I’m sure most people just hold that trigger down until the weapon is empty but I was a timid shooter, releasing my finger every few seconds. I couldn’t tell you why as it all happened too fast to really process, but it was such a powerful weapon that it felt pretty terrifying to be in control of it. Despite my stuttered bursts of bullets, the experience was over in mere seconds and it was time for my ‘happy ending’ as they call it at Gun Garage: shooting a ‘baby’ AK-47 known as a Krinkov. It creates fire when it’s shot, placing it pretty high up on the scale of badass weapons, and signifying a terrifying moment for me. Janice instructed me to hold my finger on the trigger until it was over and so, resisting the urge to just shut my eyes and squeal as I squeezed my finger, I pulled the trigger and was almost blinded by a huge wall of light in front of me. It was over in a flash and I felt exhilarated and intimidated at the same time. I mean, just look at this photo. I still can barely believe that’s me, shooting that crazy gun.
I left Gun Garage feeling pretty elated at having experienced something so unique and so unlike anything I’d ever done before. I was proud of myself for having tried it, and for keeping an open mind about an activity I probably would have judged quite harshly a few years ago. I can’t say I’ve fallen in love with shooting as an activity, but the experience was pretty spectacular, and it’s a morning I’ll never forget. Would I recommend it? My answer is definitely yes. Vegas is about so much more than gambling and drinking; in fact, those two activities hold little appeal for me anyway, and shooting is an experience that many people won’t ever get the chance to try in their home country. I have very firm views about gun violence and even gun ownership, but this isn’t what Gun Garage is about. It’s a safe, fun way to experience some all-American culture and get an intense adrenalin rush while you’re at it. And the best part is that no experience or skill is required (lucky for me, as I’m clearly a terrible shot. Poor dude; at least I put him out of his misery):
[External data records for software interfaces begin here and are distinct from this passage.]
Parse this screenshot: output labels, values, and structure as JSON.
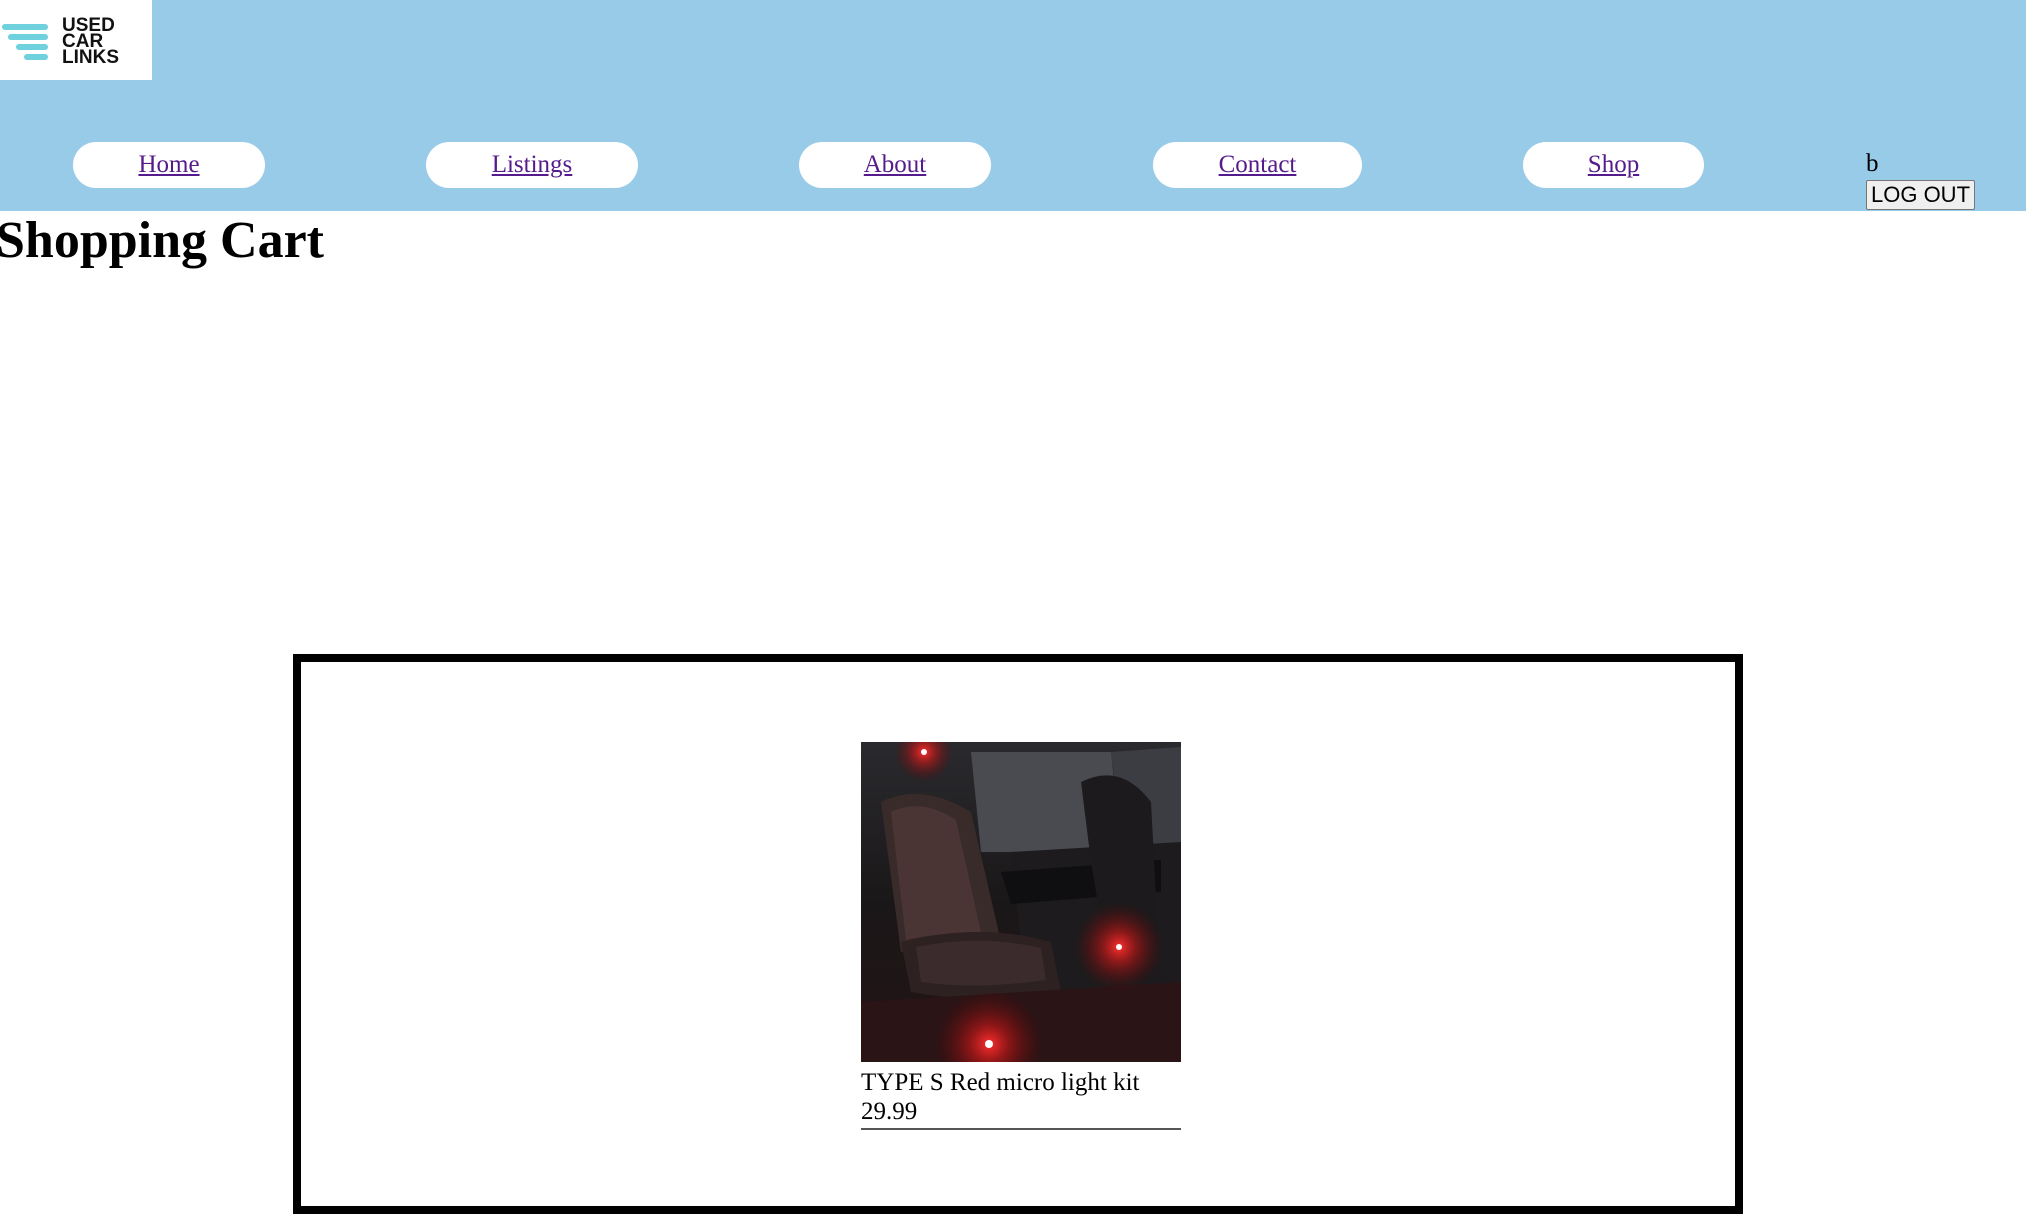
{
  "logo": {
    "text_line1": "USED",
    "text_line2": "CAR",
    "text_line3": "LINKS"
  },
  "nav": {
    "items": [
      {
        "label": "Home"
      },
      {
        "label": "Listings"
      },
      {
        "label": "About"
      },
      {
        "label": "Contact"
      },
      {
        "label": "Shop"
      }
    ]
  },
  "user": {
    "name": "b",
    "logout_label": "LOG OUT"
  },
  "page": {
    "title": "Shopping Cart"
  },
  "cart": {
    "items": [
      {
        "name": "TYPE S Red micro light kit",
        "price": "29.99",
        "image": "car-interior-red-lights"
      }
    ]
  },
  "colors": {
    "header_bg": "#98cbe8",
    "logo_accent": "#6fd0de",
    "link": "#551a8b"
  }
}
Getting there: there’s a free shuttle service when you book into Gun Garage, which will pick you up from and drop you to any hotel or casino in Las Vegas
Opening times: daily, 10am – 7pm
Cost: shooting packages aren’t cheap, but that’s understandable given the highly trained staff who are in the lanes at all times, as well as the cost of ammunition. Check out the full range of Gun Garage experiences, starting at $99.95 for adults, on their website.
Safety: this was a hugely important factor for me, and it is to Gun Garage too. They take the safety of their staff and customers very seriously which is proven by their 5-Star rating from the National Shooting Sports Foundation (read more about what that means here). As an example of how seriously they take safety, the moment I left the lanes I was instructed to go directly to the bathroom to wash my hands. This was to remove any lead residue from my skin to avoid it reaching my bloodstream, and to further protect their customers, no hot water is available as it would open pores and allow lead in. All of the staff are very highly trained and they are all more than willing to answer any questions and concerns about safety to put your mind at ease.
I’d like to hear from you. Would you shoot guns in Nevada? Does this experience sound fun or terrifying to you?